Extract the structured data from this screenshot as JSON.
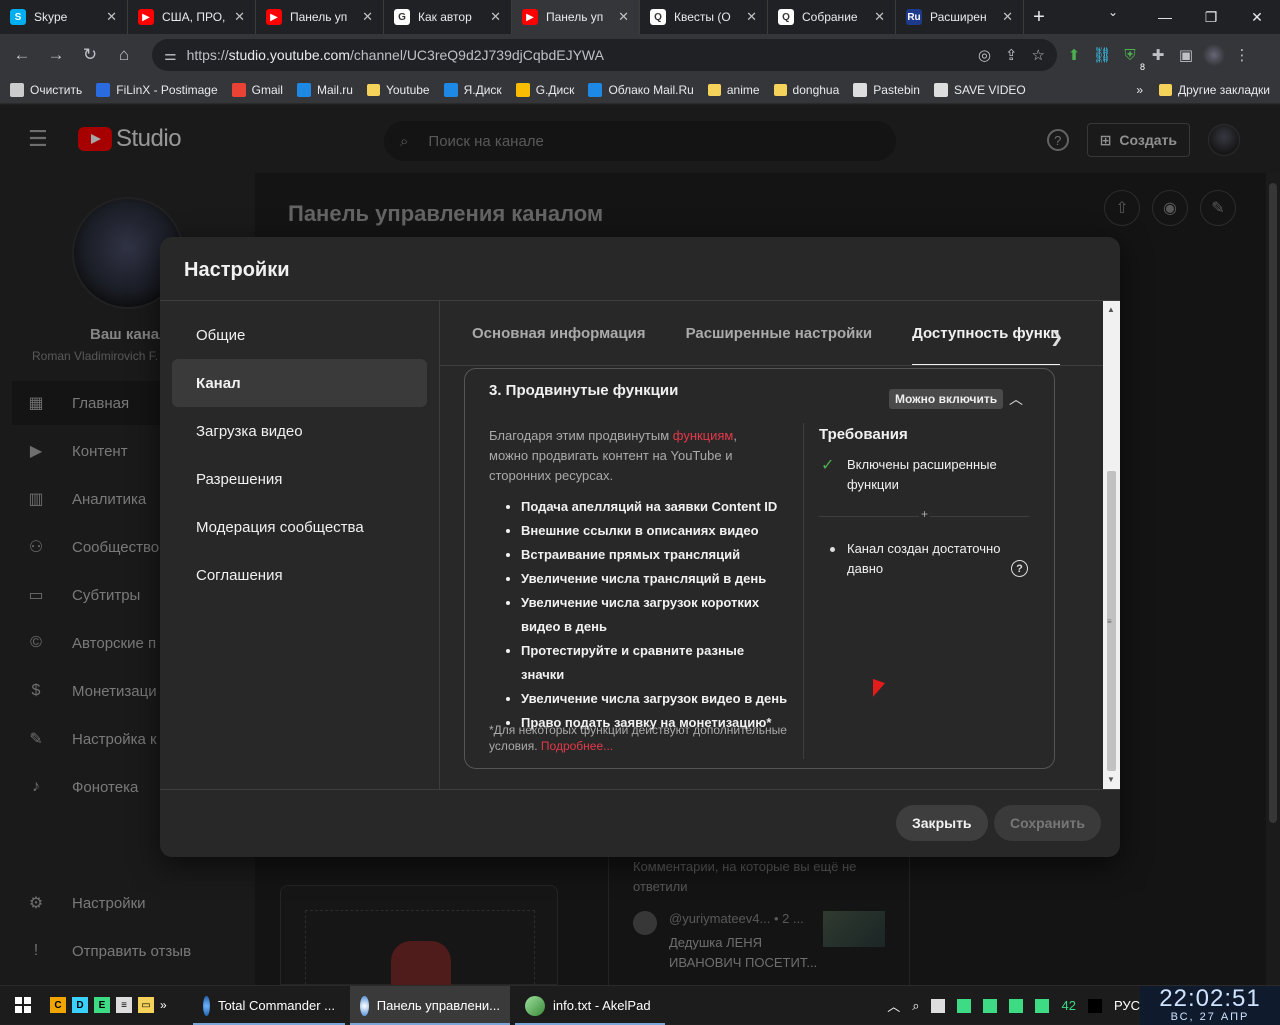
{
  "browser": {
    "tabs": [
      {
        "title": "Skype",
        "icon": "skype-icon",
        "color": "#00aff0",
        "glyph": "S",
        "active": false
      },
      {
        "title": "США, ПРО,",
        "icon": "youtube-icon",
        "color": "#ff0000",
        "glyph": "▶",
        "active": false
      },
      {
        "title": "Панель уп",
        "icon": "youtube-icon",
        "color": "#ff0000",
        "glyph": "▶",
        "active": false
      },
      {
        "title": "Как автор",
        "icon": "google-icon",
        "color": "#ffffff",
        "glyph": "G",
        "active": false
      },
      {
        "title": "Панель уп",
        "icon": "youtube-icon",
        "color": "#ff0000",
        "glyph": "▶",
        "active": true
      },
      {
        "title": "Квесты (О",
        "icon": "quest-icon",
        "color": "#ffffff",
        "glyph": "Q",
        "active": false
      },
      {
        "title": "Собрание",
        "icon": "quest-icon",
        "color": "#ffffff",
        "glyph": "Q",
        "active": false
      },
      {
        "title": "Расширен",
        "icon": "ru-icon",
        "color": "#1e3a8a",
        "glyph": "Ru",
        "active": false
      }
    ],
    "url_prefix": "https://",
    "url_host": "studio.youtube.com",
    "url_path": "/channel/UC3reQ9d2J739djCqbdEJYWA",
    "extension_badge": "8",
    "bookmarks": [
      {
        "label": "Очистить",
        "icon": "gear-icon"
      },
      {
        "label": "FiLinX - Postimage",
        "icon": "postimage-icon"
      },
      {
        "label": "Gmail",
        "icon": "gmail-icon"
      },
      {
        "label": "Mail.ru",
        "icon": "mailru-icon"
      },
      {
        "label": "Youtube",
        "icon": "folder-icon"
      },
      {
        "label": "Я.Диск",
        "icon": "yadisk-icon"
      },
      {
        "label": "G.Диск",
        "icon": "gdrive-icon"
      },
      {
        "label": "Облако Mail.Ru",
        "icon": "cloud-icon"
      },
      {
        "label": "anime",
        "icon": "folder-icon"
      },
      {
        "label": "donghua",
        "icon": "folder-icon"
      },
      {
        "label": "Pastebin",
        "icon": "pastebin-icon"
      },
      {
        "label": "SAVE VIDEO",
        "icon": "savevideo-icon"
      }
    ],
    "bookmarks_more": "»",
    "other_bookmarks": "Другие закладки"
  },
  "studio": {
    "logo_text": "Studio",
    "search_placeholder": "Поиск на канале",
    "create_label": "Создать",
    "page_title": "Панель управления каналом",
    "channel_label": "Ваш канал",
    "channel_name": "Roman Vladimirovich F.",
    "nav": [
      {
        "label": "Главная",
        "icon": "dashboard-icon",
        "glyph": "▦"
      },
      {
        "label": "Контент",
        "icon": "content-icon",
        "glyph": "▶"
      },
      {
        "label": "Аналитика",
        "icon": "analytics-icon",
        "glyph": "▥"
      },
      {
        "label": "Сообщество",
        "icon": "community-icon",
        "glyph": "⚇"
      },
      {
        "label": "Субтитры",
        "icon": "subtitles-icon",
        "glyph": "▭"
      },
      {
        "label": "Авторские п",
        "icon": "copyright-icon",
        "glyph": "©"
      },
      {
        "label": "Монетизаци",
        "icon": "dollar-icon",
        "glyph": "$"
      },
      {
        "label": "Настройка к",
        "icon": "magic-wand-icon",
        "glyph": "✎"
      },
      {
        "label": "Фонотека",
        "icon": "music-icon",
        "glyph": "♪"
      }
    ],
    "bottom_nav": [
      {
        "label": "Настройки",
        "icon": "gear-icon",
        "glyph": "⚙"
      },
      {
        "label": "Отправить отзыв",
        "icon": "feedback-icon",
        "glyph": "!"
      }
    ],
    "comments_heading": "Комментарии, на которые вы ещё не ответили",
    "comment_author": "@yuriymateev4... • 2 ...",
    "comment_text": "Дедушка ЛЕНЯ ИВАНОВИЧ ПОСЕТИТ..."
  },
  "dialog": {
    "title": "Настройки",
    "nav": [
      "Общие",
      "Канал",
      "Загрузка видео",
      "Разрешения",
      "Модерация сообщества",
      "Соглашения"
    ],
    "active_nav": 1,
    "tabs": [
      "Основная информация",
      "Расширенные настройки",
      "Доступность функц"
    ],
    "active_tab": 2,
    "section_title": "3. Продвинутые функции",
    "section_badge": "Можно включить",
    "desc_before": "Благодаря этим продвинутым ",
    "desc_link": "функциям",
    "desc_after": ", можно продвигать контент на YouTube и сторонних ресурсах.",
    "features": [
      "Подача апелляций на заявки Content ID",
      "Внешние ссылки в описаниях видео",
      "Встраивание прямых трансляций",
      "Увеличение числа трансляций в день",
      "Увеличение числа загрузок коротких видео в день",
      "Протестируйте и сравните разные значки",
      "Увеличение числа загрузок видео в день",
      "Право подать заявку на монетизацию*"
    ],
    "note_text": "*Для некоторых функций действуют дополнительные условия. ",
    "note_link": "Подробнее...",
    "requirements_title": "Требования",
    "requirement_met": "Включены расширенные функции",
    "separator_plus": "+",
    "requirement_pending": "Канал создан достаточно давно",
    "close_label": "Закрыть",
    "save_label": "Сохранить"
  },
  "taskbar": {
    "quick": [
      {
        "glyph": "C",
        "color": "#f0a500"
      },
      {
        "glyph": "D",
        "color": "#3ad1ff"
      },
      {
        "glyph": "E",
        "color": "#3ddc84"
      },
      {
        "glyph": "≡",
        "color": "#dddddd"
      },
      {
        "glyph": "▭",
        "color": "#f5d35a"
      }
    ],
    "quick_more": "»",
    "tasks": [
      {
        "label": "Total Commander ...",
        "icon": "total-commander-icon",
        "active": false
      },
      {
        "label": "Панель управлени...",
        "icon": "chrome-icon",
        "active": true
      },
      {
        "label": "info.txt - AkelPad",
        "icon": "akelpad-icon",
        "active": false
      }
    ],
    "tray_number": "42",
    "language": "РУС",
    "time": "22:02:51",
    "date": "ВС, 27   АПР"
  }
}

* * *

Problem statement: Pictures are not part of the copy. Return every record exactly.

Reply:
Extract the structured data from this screenshot as JSON.
{
  "browser": {
    "tabs": [
      {
        "title": "Skype",
        "icon": "skype-icon",
        "color": "#00aff0",
        "glyph": "S",
        "active": false
      },
      {
        "title": "США, ПРО,",
        "icon": "youtube-icon",
        "color": "#ff0000",
        "glyph": "▶",
        "active": false
      },
      {
        "title": "Панель уп",
        "icon": "youtube-icon",
        "color": "#ff0000",
        "glyph": "▶",
        "active": false
      },
      {
        "title": "Как автор",
        "icon": "google-icon",
        "color": "#ffffff",
        "glyph": "G",
        "active": false
      },
      {
        "title": "Панель уп",
        "icon": "youtube-icon",
        "color": "#ff0000",
        "glyph": "▶",
        "active": true
      },
      {
        "title": "Квесты (О",
        "icon": "quest-icon",
        "color": "#ffffff",
        "glyph": "Q",
        "active": false
      },
      {
        "title": "Собрание",
        "icon": "quest-icon",
        "color": "#ffffff",
        "glyph": "Q",
        "active": false
      },
      {
        "title": "Расширен",
        "icon": "ru-icon",
        "color": "#1e3a8a",
        "glyph": "Ru",
        "active": false
      }
    ],
    "url_prefix": "https://",
    "url_host": "studio.youtube.com",
    "url_path": "/channel/UC3reQ9d2J739djCqbdEJYWA",
    "extension_badge": "8",
    "bookmarks": [
      {
        "label": "Очистить",
        "icon": "gear-icon"
      },
      {
        "label": "FiLinX - Postimage",
        "icon": "postimage-icon"
      },
      {
        "label": "Gmail",
        "icon": "gmail-icon"
      },
      {
        "label": "Mail.ru",
        "icon": "mailru-icon"
      },
      {
        "label": "Youtube",
        "icon": "folder-icon"
      },
      {
        "label": "Я.Диск",
        "icon": "yadisk-icon"
      },
      {
        "label": "G.Диск",
        "icon": "gdrive-icon"
      },
      {
        "label": "Облако Mail.Ru",
        "icon": "cloud-icon"
      },
      {
        "label": "anime",
        "icon": "folder-icon"
      },
      {
        "label": "donghua",
        "icon": "folder-icon"
      },
      {
        "label": "Pastebin",
        "icon": "pastebin-icon"
      },
      {
        "label": "SAVE VIDEO",
        "icon": "savevideo-icon"
      }
    ],
    "bookmarks_more": "»",
    "other_bookmarks": "Другие закладки"
  },
  "studio": {
    "logo_text": "Studio",
    "search_placeholder": "Поиск на канале",
    "create_label": "Создать",
    "page_title": "Панель управления каналом",
    "channel_label": "Ваш канал",
    "channel_name": "Roman Vladimirovich F.",
    "nav": [
      {
        "label": "Главная",
        "icon": "dashboard-icon",
        "glyph": "▦"
      },
      {
        "label": "Контент",
        "icon": "content-icon",
        "glyph": "▶"
      },
      {
        "label": "Аналитика",
        "icon": "analytics-icon",
        "glyph": "▥"
      },
      {
        "label": "Сообщество",
        "icon": "community-icon",
        "glyph": "⚇"
      },
      {
        "label": "Субтитры",
        "icon": "subtitles-icon",
        "glyph": "▭"
      },
      {
        "label": "Авторские п",
        "icon": "copyright-icon",
        "glyph": "©"
      },
      {
        "label": "Монетизаци",
        "icon": "dollar-icon",
        "glyph": "$"
      },
      {
        "label": "Настройка к",
        "icon": "magic-wand-icon",
        "glyph": "✎"
      },
      {
        "label": "Фонотека",
        "icon": "music-icon",
        "glyph": "♪"
      }
    ],
    "bottom_nav": [
      {
        "label": "Настройки",
        "icon": "gear-icon",
        "glyph": "⚙"
      },
      {
        "label": "Отправить отзыв",
        "icon": "feedback-icon",
        "glyph": "!"
      }
    ],
    "comments_heading": "Комментарии, на которые вы ещё не ответили",
    "comment_author": "@yuriymateev4... • 2 ...",
    "comment_text": "Дедушка ЛЕНЯ ИВАНОВИЧ ПОСЕТИТ..."
  },
  "dialog": {
    "title": "Настройки",
    "nav": [
      "Общие",
      "Канал",
      "Загрузка видео",
      "Разрешения",
      "Модерация сообщества",
      "Соглашения"
    ],
    "active_nav": 1,
    "tabs": [
      "Основная информация",
      "Расширенные настройки",
      "Доступность функц"
    ],
    "active_tab": 2,
    "section_title": "3. Продвинутые функции",
    "section_badge": "Можно включить",
    "desc_before": "Благодаря этим продвинутым ",
    "desc_link": "функциям",
    "desc_after": ", можно продвигать контент на YouTube и сторонних ресурсах.",
    "features": [
      "Подача апелляций на заявки Content ID",
      "Внешние ссылки в описаниях видео",
      "Встраивание прямых трансляций",
      "Увеличение числа трансляций в день",
      "Увеличение числа загрузок коротких видео в день",
      "Протестируйте и сравните разные значки",
      "Увеличение числа загрузок видео в день",
      "Право подать заявку на монетизацию*"
    ],
    "note_text": "*Для некоторых функций действуют дополнительные условия. ",
    "note_link": "Подробнее...",
    "requirements_title": "Требования",
    "requirement_met": "Включены расширенные функции",
    "separator_plus": "+",
    "requirement_pending": "Канал создан достаточно давно",
    "close_label": "Закрыть",
    "save_label": "Сохранить"
  },
  "taskbar": {
    "quick": [
      {
        "glyph": "C",
        "color": "#f0a500"
      },
      {
        "glyph": "D",
        "color": "#3ad1ff"
      },
      {
        "glyph": "E",
        "color": "#3ddc84"
      },
      {
        "glyph": "≡",
        "color": "#dddddd"
      },
      {
        "glyph": "▭",
        "color": "#f5d35a"
      }
    ],
    "quick_more": "»",
    "tasks": [
      {
        "label": "Total Commander ...",
        "icon": "total-commander-icon",
        "active": false
      },
      {
        "label": "Панель управлени...",
        "icon": "chrome-icon",
        "active": true
      },
      {
        "label": "info.txt - AkelPad",
        "icon": "akelpad-icon",
        "active": false
      }
    ],
    "tray_number": "42",
    "language": "РУС",
    "time": "22:02:51",
    "date": "ВС, 27   АПР"
  }
}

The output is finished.